● SOURCE INFORMATION:
---

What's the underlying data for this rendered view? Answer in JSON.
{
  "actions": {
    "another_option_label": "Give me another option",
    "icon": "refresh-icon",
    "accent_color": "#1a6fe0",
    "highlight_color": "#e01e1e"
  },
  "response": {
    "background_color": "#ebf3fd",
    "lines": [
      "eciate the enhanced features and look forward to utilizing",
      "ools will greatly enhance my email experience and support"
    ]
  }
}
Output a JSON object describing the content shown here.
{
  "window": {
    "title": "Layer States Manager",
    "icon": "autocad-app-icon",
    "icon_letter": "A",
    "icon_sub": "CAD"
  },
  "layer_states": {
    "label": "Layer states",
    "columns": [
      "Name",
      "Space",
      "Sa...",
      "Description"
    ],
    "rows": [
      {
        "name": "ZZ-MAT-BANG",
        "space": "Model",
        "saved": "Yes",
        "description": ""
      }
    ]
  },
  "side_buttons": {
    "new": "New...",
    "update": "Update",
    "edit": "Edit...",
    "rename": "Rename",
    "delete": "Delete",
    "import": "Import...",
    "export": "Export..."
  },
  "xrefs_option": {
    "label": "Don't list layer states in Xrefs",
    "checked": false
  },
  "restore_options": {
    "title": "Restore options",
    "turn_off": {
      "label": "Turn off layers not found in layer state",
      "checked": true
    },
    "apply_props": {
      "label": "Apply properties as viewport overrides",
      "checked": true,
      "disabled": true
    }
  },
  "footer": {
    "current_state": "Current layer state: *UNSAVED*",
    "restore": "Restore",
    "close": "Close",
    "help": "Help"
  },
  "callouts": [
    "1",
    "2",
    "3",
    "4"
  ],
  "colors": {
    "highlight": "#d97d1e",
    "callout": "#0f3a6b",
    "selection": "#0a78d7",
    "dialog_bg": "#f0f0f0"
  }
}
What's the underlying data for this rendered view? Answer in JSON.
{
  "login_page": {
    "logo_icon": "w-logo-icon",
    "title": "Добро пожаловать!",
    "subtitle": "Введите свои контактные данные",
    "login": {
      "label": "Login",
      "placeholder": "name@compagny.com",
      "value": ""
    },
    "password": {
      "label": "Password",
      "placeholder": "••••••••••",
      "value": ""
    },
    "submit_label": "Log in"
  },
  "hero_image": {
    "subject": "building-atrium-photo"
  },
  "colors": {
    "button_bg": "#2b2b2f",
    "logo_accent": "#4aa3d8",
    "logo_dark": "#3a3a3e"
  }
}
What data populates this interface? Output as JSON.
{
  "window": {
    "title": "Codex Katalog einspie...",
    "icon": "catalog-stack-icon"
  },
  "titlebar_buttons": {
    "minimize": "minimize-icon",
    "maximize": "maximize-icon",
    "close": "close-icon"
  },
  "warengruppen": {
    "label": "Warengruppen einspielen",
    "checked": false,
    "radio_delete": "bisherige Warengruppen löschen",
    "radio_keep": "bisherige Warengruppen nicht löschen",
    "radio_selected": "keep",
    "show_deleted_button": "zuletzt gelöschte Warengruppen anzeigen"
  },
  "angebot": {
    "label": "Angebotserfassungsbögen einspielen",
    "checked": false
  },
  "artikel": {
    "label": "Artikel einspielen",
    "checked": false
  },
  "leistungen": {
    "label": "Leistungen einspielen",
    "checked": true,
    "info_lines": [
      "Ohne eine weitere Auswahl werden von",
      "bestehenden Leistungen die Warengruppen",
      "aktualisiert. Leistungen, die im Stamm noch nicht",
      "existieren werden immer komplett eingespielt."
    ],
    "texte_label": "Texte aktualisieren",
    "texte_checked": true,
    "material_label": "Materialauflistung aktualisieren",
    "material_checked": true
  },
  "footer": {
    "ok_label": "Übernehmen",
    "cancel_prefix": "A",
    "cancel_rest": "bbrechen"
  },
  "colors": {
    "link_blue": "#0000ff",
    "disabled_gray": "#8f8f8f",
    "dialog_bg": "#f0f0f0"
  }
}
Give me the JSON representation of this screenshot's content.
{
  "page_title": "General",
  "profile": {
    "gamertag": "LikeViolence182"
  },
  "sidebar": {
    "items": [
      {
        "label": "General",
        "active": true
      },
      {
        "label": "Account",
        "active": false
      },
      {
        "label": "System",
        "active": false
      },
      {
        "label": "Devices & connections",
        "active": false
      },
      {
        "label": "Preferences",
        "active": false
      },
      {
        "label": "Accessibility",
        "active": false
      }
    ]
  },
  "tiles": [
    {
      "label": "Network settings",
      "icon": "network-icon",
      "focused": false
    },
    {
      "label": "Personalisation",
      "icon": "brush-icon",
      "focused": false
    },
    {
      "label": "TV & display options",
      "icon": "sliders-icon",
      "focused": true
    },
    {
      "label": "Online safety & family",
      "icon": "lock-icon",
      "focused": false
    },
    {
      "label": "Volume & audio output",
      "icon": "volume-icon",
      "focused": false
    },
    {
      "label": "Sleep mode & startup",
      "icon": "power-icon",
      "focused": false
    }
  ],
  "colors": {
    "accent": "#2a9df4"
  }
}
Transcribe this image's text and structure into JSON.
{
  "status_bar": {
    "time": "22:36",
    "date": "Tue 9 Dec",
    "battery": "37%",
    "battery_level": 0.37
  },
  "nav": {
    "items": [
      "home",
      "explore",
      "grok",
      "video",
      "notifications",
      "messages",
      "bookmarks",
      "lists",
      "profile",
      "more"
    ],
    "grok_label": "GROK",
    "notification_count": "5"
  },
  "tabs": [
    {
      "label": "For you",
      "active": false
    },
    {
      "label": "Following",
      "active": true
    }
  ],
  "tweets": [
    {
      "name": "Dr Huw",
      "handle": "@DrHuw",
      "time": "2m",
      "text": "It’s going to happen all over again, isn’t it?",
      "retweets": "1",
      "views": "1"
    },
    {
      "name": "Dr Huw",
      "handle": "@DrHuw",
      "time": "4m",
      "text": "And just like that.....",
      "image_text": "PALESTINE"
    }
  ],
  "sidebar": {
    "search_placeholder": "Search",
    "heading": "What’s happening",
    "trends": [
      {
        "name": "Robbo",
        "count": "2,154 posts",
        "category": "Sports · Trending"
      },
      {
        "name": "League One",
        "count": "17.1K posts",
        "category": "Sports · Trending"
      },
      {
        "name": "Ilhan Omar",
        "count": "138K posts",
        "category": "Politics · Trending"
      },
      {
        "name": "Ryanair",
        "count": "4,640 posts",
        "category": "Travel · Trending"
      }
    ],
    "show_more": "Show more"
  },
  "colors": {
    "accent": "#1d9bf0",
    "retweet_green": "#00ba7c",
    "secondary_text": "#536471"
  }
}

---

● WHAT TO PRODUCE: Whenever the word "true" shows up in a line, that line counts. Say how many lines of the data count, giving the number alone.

● SOLUTION: 9